My new favorite book this week is Forties Fashion: From Siren Suits to the New Look. It's a bit of a niche book but it's really great if you are into history, the WWII era, and/or clothing. The author, Jonathan Walford, does a great job of connecting the events of the 1930's and 40's with why people were wearing what they were wearing. And the book is loaded with dozens of illustrations and photographs, which I personally can't get enough of.
Particularly interesting is how fashion entered into politics of the time. I was surprised to find out that France, Italy, and Germany were all waging a sort of fashion war behind the scenes of the actual war. For example, Germany created the Deutsches Mode-Institut (German Fashion Bureau) to "promote German fashion, free of foreign influence." Mussolini even "removed" certain French words and phrases from the Italian language, and a new dictionary of Italian fashion was published in 1936. No more haute couture! In America, patriotism was a way of life and the military influenced everything from outerwear to red, white, and blue buttons on a blouse. And in Japan, images of war (especially airplanes, it seems) graced "printed textiles and informal kimonos."
Meanwhile, rationing of fabric and things like zippers were causing people all over the world to be creative and resourceful when it came to their smocks, trousers and unmentionables. Obviously, ladies still wanted to be beautiful even though there was a war on. Probably especially because there was a war on.
I find this topic endlessly fascinating and you should, too.

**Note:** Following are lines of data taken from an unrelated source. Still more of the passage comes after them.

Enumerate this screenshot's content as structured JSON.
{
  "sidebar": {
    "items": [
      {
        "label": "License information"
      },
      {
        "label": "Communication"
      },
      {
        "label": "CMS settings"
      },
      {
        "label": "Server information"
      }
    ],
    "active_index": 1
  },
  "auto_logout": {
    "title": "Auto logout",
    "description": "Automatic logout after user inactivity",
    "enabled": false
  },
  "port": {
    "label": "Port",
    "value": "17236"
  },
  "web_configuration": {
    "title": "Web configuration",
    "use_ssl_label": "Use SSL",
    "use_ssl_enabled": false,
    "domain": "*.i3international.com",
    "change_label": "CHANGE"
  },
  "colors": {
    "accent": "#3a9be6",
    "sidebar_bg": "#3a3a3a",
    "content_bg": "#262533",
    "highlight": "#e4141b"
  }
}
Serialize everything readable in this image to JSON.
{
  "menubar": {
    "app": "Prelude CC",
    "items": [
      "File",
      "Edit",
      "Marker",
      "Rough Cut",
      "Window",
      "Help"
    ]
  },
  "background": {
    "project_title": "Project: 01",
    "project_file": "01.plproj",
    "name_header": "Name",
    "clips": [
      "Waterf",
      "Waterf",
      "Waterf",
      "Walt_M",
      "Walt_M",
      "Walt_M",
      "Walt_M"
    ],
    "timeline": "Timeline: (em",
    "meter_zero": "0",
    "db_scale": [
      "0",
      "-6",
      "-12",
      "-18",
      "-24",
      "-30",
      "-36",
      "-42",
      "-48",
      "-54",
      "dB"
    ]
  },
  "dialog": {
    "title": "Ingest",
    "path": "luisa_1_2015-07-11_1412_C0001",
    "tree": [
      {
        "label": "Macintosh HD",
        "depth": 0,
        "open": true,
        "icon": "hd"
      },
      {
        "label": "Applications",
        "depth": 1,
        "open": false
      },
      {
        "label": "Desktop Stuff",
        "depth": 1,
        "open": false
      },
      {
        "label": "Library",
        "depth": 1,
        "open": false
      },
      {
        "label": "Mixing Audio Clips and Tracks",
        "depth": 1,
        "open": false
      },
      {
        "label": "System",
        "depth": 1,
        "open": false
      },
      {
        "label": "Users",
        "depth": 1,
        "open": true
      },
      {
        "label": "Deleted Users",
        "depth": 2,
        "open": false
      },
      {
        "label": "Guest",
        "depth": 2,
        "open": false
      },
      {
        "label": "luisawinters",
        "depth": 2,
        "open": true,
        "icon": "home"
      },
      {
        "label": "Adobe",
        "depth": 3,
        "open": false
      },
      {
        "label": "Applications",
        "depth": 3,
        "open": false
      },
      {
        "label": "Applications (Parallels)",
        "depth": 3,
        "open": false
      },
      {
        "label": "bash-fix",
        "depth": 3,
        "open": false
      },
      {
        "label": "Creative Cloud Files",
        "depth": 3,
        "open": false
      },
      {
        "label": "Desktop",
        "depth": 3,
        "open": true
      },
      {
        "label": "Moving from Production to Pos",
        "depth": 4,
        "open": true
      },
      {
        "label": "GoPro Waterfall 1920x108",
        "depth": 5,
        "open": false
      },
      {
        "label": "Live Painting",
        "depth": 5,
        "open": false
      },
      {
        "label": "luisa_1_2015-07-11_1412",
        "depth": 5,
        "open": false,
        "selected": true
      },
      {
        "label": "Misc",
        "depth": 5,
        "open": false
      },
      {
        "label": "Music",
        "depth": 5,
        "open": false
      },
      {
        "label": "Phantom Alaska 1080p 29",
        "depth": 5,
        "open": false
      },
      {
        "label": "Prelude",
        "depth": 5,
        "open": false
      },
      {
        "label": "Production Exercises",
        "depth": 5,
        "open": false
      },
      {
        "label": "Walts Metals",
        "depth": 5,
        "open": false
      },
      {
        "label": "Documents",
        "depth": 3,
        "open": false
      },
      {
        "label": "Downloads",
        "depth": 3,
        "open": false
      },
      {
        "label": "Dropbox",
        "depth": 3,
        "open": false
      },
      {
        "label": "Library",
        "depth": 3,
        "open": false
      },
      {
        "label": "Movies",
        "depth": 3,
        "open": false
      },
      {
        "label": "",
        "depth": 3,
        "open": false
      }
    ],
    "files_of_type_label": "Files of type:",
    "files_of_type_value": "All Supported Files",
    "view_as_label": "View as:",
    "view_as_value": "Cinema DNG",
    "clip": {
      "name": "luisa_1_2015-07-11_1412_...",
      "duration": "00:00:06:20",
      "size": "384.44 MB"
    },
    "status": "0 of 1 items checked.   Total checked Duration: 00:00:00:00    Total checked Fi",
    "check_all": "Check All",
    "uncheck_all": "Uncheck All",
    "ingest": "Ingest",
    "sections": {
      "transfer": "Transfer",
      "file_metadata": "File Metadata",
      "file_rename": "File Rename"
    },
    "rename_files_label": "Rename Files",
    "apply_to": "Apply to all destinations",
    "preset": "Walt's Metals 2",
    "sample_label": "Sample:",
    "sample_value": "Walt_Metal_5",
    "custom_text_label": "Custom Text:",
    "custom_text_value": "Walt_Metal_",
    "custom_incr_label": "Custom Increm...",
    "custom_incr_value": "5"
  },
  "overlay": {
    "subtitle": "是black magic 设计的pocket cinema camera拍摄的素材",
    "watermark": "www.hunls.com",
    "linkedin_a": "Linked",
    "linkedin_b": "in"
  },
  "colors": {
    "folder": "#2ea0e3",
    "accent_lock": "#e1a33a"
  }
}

Check it out - we have it in our fashion section, aisle 1! (Or order it online!)